Dold kicked the meeting off by explaining the magnitude of the government’s debt and budget deficit.
“The government is going to play a role. The question is how big a role is the government going to play?” Dold said, referring to the country’s economic recovery. “That role is, I believe, to be able to create an environment that allows the private sector to grow, to be able to forecast and invest back into their businesses.”
Dold, who was a small business owner before he was elected to Congress, is optimistic the business community can jump-start the economy with the government’s help.
“There are 29 million small businesses in this country,” Dold said. “If we can create an environment where half of them can create a single job, that ought to be our goal. We need to eliminate uncertainty to allow businesses to invest.”
A number of people in the room, like small businessman Chuck Schwartz of Riverwoods, who owns a Card and Party Giant in Glenview, wants revenue to increase by letting tax cuts for the top two percent of the population expire. Those cuts were extended late last year.

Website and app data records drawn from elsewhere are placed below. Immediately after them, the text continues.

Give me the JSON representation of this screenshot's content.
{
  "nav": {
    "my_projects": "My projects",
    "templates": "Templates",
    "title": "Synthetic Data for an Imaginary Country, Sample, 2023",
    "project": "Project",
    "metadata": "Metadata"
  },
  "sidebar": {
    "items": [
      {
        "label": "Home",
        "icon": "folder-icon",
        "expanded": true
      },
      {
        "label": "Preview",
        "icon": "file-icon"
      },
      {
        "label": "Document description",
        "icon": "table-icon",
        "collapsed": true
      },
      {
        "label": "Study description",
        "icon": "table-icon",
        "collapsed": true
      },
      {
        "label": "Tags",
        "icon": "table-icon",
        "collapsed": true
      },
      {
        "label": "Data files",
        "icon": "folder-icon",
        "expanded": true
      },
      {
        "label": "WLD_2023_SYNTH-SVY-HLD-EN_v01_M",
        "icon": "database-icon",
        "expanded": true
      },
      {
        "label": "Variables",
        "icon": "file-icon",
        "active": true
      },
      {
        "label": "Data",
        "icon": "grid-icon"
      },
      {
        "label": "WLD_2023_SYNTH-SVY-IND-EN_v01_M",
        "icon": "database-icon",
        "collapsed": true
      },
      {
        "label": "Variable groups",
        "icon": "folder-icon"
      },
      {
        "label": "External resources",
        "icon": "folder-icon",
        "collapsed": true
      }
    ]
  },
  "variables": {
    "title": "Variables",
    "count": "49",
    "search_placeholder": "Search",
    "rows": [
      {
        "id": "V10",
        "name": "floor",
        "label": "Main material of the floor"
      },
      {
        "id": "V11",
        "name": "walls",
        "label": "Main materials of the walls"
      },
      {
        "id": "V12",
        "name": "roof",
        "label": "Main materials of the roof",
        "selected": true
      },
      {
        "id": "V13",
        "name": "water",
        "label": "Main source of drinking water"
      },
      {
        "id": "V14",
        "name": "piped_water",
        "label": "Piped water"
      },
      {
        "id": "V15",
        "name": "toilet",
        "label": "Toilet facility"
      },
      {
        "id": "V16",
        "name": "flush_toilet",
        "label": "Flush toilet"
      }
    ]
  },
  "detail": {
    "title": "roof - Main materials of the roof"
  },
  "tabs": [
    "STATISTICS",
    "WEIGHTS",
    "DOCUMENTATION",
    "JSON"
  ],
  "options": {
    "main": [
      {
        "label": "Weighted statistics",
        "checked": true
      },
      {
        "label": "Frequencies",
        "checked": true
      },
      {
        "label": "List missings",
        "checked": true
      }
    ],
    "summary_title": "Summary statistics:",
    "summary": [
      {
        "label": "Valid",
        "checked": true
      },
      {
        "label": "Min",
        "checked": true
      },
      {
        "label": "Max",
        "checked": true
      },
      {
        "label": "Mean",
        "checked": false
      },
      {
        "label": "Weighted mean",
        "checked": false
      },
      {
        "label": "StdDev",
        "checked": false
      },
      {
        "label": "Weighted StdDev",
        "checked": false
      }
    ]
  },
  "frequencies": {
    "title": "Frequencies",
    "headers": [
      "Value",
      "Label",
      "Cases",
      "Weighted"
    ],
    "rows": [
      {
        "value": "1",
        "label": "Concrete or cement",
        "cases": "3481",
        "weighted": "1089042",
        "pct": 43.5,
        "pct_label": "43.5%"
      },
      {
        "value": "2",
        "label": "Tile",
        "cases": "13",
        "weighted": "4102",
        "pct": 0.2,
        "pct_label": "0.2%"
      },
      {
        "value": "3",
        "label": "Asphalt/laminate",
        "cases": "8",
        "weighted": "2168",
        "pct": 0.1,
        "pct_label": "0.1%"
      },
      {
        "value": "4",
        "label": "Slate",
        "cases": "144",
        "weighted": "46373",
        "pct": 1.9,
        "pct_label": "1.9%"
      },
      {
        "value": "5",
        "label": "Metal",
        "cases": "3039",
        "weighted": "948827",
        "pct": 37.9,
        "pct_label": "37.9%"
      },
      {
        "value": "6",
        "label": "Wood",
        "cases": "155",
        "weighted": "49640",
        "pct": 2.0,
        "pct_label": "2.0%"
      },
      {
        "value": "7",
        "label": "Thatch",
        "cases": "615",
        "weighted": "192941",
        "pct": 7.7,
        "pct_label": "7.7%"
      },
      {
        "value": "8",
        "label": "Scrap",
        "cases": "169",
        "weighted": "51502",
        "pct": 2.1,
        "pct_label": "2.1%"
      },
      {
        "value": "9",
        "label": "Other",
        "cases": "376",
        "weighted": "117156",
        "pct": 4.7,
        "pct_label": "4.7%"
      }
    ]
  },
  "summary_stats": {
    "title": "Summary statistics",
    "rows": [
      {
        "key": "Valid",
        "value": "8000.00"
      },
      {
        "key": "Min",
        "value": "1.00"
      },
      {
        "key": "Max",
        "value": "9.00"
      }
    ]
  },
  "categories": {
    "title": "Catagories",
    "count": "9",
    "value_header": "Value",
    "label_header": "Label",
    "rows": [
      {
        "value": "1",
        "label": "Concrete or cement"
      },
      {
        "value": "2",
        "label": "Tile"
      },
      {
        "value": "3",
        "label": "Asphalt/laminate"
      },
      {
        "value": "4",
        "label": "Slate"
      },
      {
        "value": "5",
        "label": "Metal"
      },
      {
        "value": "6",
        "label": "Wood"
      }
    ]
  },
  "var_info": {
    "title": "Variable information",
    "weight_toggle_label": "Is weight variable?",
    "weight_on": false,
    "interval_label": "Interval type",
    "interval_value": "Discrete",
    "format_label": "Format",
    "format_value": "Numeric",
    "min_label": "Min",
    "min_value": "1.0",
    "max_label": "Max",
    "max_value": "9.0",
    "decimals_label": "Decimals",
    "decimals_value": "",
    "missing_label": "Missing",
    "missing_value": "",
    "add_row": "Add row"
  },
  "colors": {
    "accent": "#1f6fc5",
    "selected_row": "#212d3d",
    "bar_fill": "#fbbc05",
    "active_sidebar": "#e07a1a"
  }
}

“The upper two percent of the country was allowed to keep their tax breaks,” Schwartz said. “The redistribution of the wealth in this country in the last 20 years is going to the upper two percent and away from those of us in the room.”

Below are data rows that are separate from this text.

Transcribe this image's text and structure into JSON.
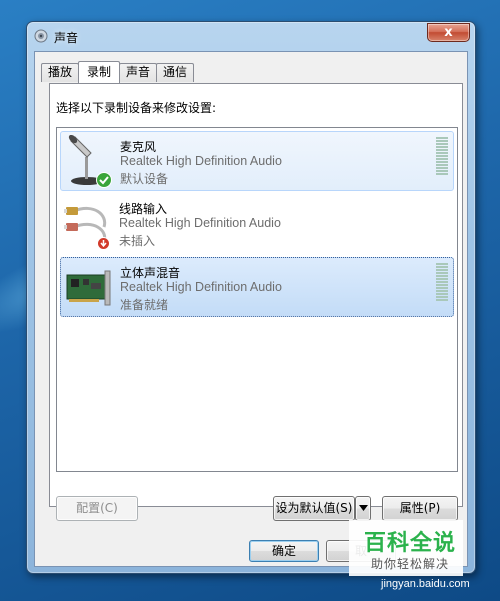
{
  "window": {
    "title": "声音",
    "close_glyph": "x"
  },
  "tabs": [
    {
      "label": "播放",
      "active": false
    },
    {
      "label": "录制",
      "active": true
    },
    {
      "label": "声音",
      "active": false
    },
    {
      "label": "通信",
      "active": false
    }
  ],
  "instruction": "选择以下录制设备来修改设置:",
  "devices": [
    {
      "name": "麦克风",
      "driver": "Realtek High Definition Audio",
      "status": "默认设备",
      "icon": "microphone-icon",
      "badge": "default-check-icon"
    },
    {
      "name": "线路输入",
      "driver": "Realtek High Definition Audio",
      "status": "未插入",
      "icon": "line-in-cable-icon",
      "badge": "unplugged-icon"
    },
    {
      "name": "立体声混音",
      "driver": "Realtek High Definition Audio",
      "status": "准备就绪",
      "icon": "sound-card-icon",
      "badge": ""
    }
  ],
  "buttons": {
    "configure": "配置(C)",
    "set_default": "设为默认值(S)",
    "properties": "属性(P)",
    "ok": "确定",
    "cancel": "取"
  },
  "watermark": {
    "title": "百科全说",
    "subtitle": "助你轻松解决",
    "url": "jingyan.baidu.com"
  },
  "colors": {
    "selection_light": "#e2eefb",
    "selection": "#c3dcf7",
    "watermark_green": "#2bb24c"
  }
}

While not agreeing to any modification of current tax rates, Dold did move slightly away from a position he took a month ago at a . After several questions about the issue, Dold said he would not rule anything out.
“Everything has to be on the table at this point in time,” Dold said.
He also acknowledged that he did not know how many small business owners would be impacted by letting the Bush era tax cuts expire for the top one percent of the population.
Anthony Fiorentino of Deerfield expressed the same frustrations as Schwartz in hopes of seeing subsidies removed from oil companies. Another attendee wanted to see the deficit reduced by returning to tax rates of the 50’s and 60’s where the highest earners paid more and the deficits were less.
“I’m not so sure that’s the case.” Dold said referring to higher tax rates under the Eisenhower and Kennedy administrations. “When Ronald Reagan cut the tax rate to 35 percent, more revenue came into the government.”
Sara Cooper of Lake Forest suggested cuts be made in Social Security and Medicare to help balance the budget. Dold reiterated the need to consider everything.
“We have to honor our commitment to those (seniors) who are already in the system and those who are about to enter it,” Dold said. He added that changes for younger people are possible.
Lee Goodman of Northbrook wanted to know why Congress was not in emergency session trying to curb President Barack Obama’s efforts to commit American military resources to the growing conflict in Libya. Goodman was the Democratic candidate for Congress in the Tenth District in 2004.
Dold told Goodman that French, not American aircrafts were being used at that moment in Libya and it was something Congress would address at the proper time. He also said that as encouraged as he was by changes in the Middle East and Egypt in particular, his biggest concern was for Israel.
“Israel is our strongest ally in the Middle East,” Dold said. “We must make sure the new government in Egypt honors the Camp David accords and maintains the peace.” He also said he would do everything possible to make sure the United States maintained its aid to Israel.